Set amidst the 2008 financial crisis, Hustlers follows Destiny (Constance Wu), a down-on-her-luck former stripper who is trying to stay afloat as a single mother. When a former friend and colleague Ramona (Jennifer Lopez) comes back into her life, the two conspire a plan to turn the tables on the corrupt Wall Street brokers.
Writer and director Lorene Scafaria has made an impact with underappreciated works like Seeking a Friend for the End of the World, but I would argue Hustlers is her breakout as a craftsman. This is an impressive balancing act for Scafaria, meshing together an envolving true crime story along with a genuinely moving story of friends coming together against the crushing financial system that impacted their lives.
As a writer, she possesses apt knowledge of structuring a story, with its patient first act providing ample character development before the heist kicks into gear. Once it does, Scafaria delivers a stylistically inspired effort that balances glossy imagery with kinetic editing. There is a sense of momentum that builds throughout, keeping audiences on their toes until the final scene.

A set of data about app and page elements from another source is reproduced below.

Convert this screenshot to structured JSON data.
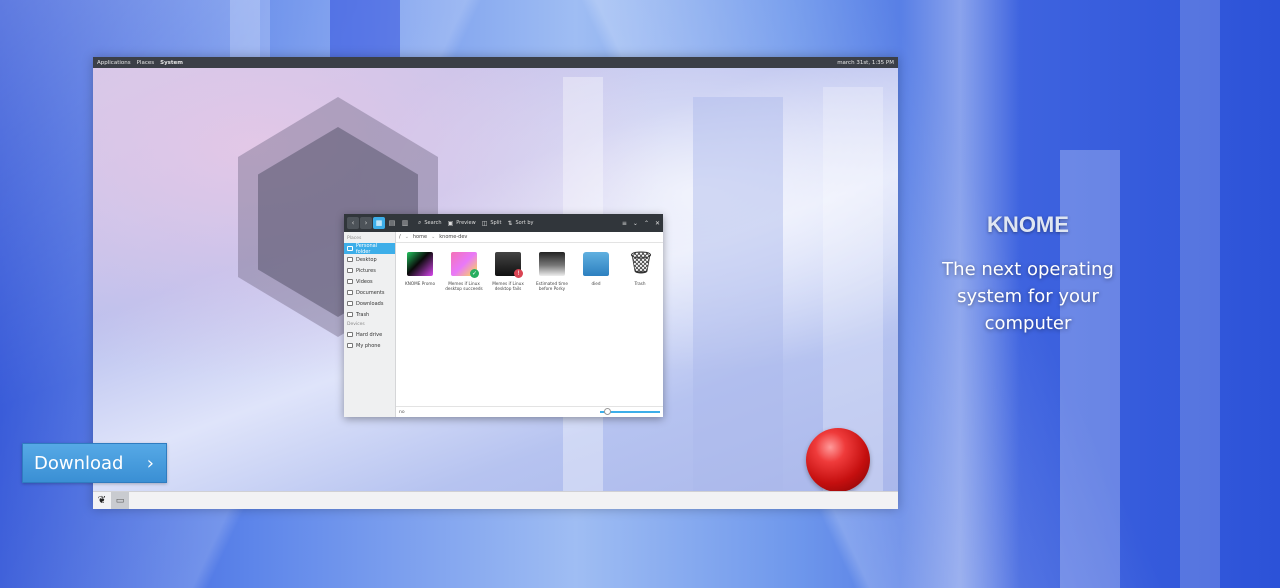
{
  "desktop": {
    "topbar": {
      "menu": [
        "Applications",
        "Places",
        "System"
      ],
      "clock": "march 31st, 1:35 PM"
    },
    "file_manager": {
      "toolbar": {
        "search": "Search",
        "preview": "Preview",
        "split": "Split",
        "sort_by": "Sort by"
      },
      "places": {
        "section_places": "Places",
        "items": [
          "Personal folder",
          "Desktop",
          "Pictures",
          "Videos",
          "Documents",
          "Downloads",
          "Trash"
        ],
        "section_devices": "Devices",
        "devices": [
          "Hard drive",
          "My phone"
        ]
      },
      "breadcrumb": [
        "/",
        "home",
        "knome-dev"
      ],
      "files": [
        {
          "name": "KNOME Promo"
        },
        {
          "name": "Memes if Linux desktop succeeds"
        },
        {
          "name": "Memes if Linux desktop fails"
        },
        {
          "name": "Estimated time before Porky"
        },
        {
          "name": "died"
        },
        {
          "name": "Trash"
        }
      ],
      "status": "no"
    }
  },
  "hero": {
    "brand": "KNOME",
    "tagline": "The next operating system for your computer"
  },
  "download": {
    "label": "Download",
    "chevron": "›"
  },
  "colors": {
    "accent": "#3daee9",
    "download_button": "#3a8fd4",
    "toolbar_dark": "#31363b"
  }
}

The beating pulse of Hustlers is its all-star cast. Jennifer Lopez delivers an emphatic slam dunk of a performance, stealing the film (and hopefully the Oscar conversation) from the start as the maternal leader Ramona. The actor’s raw bravado and alluring charm are easy to spot, but it’s the vulnerability at the core of the character that provides the film’s impactful emotional core. Constance Wu shines as Destiny, with supporting players Keke Palmer, Lili Reinhart, and rap star Cardi B also making strong impressions with their energetic turns. I can’t say enough how strong the chemistry is between the respective cast, with the actors effectively selling the family dynamic of the central characters.
Perhaps the only aspect holding Hustlers back is its embrace of genre cliches, such as a reporter subplot that serves little purpose until the third act. Those minor issues shouldn’t stop people from having a great time with one of the year’s most refreshing crowdpleasers.